WHAT YOU SHOULD DO: If a line includes "true", copy it out of the entries.

ENTRIES SHOWN:
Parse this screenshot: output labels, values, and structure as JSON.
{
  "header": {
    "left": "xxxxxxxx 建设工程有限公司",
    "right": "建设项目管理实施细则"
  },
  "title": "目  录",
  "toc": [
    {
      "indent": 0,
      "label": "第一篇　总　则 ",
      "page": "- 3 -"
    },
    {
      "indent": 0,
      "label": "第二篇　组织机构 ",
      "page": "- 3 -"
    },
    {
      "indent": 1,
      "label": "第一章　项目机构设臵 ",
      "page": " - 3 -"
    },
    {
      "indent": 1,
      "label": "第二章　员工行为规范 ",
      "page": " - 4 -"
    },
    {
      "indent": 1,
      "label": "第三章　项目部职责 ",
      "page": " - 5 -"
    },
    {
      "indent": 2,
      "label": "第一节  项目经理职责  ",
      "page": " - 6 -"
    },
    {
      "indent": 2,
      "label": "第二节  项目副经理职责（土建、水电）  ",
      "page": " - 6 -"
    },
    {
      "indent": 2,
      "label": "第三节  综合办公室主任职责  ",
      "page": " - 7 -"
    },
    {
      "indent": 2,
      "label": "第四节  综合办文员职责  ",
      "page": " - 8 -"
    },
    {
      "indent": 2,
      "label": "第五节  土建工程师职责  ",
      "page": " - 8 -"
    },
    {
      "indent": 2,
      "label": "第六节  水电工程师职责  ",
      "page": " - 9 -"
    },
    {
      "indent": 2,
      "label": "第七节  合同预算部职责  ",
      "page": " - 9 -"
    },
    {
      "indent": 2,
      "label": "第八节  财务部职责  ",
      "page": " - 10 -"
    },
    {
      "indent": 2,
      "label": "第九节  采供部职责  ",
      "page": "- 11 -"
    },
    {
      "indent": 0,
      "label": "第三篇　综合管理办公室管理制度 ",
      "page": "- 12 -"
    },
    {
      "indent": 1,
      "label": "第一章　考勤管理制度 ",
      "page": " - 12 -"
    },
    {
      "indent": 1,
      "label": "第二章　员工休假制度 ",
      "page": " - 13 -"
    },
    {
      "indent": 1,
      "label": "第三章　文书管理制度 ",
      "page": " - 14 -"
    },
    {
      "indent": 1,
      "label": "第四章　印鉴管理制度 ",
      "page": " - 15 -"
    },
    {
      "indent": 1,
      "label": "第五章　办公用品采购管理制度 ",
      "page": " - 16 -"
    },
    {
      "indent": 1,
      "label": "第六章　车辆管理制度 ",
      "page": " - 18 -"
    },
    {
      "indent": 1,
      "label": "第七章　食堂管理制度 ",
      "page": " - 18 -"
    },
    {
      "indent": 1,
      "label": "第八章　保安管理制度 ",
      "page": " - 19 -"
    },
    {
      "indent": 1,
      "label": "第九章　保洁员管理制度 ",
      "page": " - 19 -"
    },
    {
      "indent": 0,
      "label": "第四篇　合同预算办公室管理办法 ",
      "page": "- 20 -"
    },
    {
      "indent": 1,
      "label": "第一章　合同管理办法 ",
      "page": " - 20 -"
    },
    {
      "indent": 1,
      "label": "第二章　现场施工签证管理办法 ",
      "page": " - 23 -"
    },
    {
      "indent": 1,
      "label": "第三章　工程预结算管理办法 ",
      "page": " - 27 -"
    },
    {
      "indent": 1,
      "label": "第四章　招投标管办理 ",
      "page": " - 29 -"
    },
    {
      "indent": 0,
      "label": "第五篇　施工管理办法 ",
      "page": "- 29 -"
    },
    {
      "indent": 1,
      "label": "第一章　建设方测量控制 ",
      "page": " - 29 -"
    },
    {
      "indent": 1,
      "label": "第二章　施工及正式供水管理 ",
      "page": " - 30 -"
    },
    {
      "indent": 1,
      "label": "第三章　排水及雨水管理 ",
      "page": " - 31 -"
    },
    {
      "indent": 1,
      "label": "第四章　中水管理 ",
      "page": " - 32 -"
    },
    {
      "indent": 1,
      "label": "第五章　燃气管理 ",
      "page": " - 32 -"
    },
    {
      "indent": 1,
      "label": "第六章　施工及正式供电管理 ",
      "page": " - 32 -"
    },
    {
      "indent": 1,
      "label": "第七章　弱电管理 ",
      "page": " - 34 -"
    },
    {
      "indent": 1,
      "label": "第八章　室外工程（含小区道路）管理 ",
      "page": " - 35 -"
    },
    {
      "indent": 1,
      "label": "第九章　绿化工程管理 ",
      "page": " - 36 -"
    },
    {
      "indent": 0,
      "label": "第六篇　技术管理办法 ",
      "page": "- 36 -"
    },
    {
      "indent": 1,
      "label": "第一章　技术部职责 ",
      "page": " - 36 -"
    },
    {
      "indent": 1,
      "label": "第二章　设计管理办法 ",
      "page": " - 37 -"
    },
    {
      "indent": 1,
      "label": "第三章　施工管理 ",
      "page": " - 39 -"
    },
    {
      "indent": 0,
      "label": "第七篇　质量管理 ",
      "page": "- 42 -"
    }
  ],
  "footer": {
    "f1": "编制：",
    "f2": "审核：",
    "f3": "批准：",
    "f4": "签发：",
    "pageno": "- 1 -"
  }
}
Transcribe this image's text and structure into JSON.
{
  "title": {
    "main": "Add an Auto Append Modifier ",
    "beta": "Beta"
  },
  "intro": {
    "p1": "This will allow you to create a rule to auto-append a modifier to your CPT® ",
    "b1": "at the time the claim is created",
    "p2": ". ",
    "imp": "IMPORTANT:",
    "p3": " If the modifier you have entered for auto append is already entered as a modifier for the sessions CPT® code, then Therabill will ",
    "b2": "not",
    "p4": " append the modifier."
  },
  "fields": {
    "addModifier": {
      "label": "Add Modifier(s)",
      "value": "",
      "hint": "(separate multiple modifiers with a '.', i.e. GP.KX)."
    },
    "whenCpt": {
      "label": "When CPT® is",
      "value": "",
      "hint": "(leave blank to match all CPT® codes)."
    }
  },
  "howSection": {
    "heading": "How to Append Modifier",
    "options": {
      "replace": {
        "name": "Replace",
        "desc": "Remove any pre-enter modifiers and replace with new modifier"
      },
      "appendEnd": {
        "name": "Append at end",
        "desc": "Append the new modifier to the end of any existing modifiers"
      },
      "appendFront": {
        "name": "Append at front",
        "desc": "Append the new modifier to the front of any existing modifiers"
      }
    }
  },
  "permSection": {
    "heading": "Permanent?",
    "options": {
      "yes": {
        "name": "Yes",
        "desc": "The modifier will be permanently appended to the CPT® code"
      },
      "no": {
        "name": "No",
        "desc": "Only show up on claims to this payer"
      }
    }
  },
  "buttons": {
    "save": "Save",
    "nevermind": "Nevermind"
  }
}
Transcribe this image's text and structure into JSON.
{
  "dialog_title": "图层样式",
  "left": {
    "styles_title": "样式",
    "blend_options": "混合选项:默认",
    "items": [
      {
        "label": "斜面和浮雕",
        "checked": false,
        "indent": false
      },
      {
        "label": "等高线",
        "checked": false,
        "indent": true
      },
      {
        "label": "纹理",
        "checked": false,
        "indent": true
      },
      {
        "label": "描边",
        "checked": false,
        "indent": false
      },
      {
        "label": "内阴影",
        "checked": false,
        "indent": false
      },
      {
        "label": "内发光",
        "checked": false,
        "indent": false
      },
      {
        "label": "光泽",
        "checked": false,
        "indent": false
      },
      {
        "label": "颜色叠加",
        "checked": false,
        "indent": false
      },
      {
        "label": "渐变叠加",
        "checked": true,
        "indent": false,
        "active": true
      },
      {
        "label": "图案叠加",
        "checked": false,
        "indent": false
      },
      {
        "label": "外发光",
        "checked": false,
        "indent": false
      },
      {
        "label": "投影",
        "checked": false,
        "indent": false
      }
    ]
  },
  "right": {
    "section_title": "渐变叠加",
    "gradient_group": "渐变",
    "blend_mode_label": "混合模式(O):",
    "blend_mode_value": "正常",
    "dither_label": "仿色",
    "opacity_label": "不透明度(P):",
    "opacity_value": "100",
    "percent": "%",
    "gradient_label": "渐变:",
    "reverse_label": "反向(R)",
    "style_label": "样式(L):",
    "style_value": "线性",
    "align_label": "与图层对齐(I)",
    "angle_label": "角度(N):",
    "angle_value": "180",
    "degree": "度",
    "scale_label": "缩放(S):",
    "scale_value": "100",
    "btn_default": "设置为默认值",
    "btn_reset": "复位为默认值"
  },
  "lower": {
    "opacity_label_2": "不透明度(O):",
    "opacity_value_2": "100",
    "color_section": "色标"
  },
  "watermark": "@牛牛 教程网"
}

EXPECTED ANSWER:
        "indent": true
        "indent": true
        "checked": true,
        "active": true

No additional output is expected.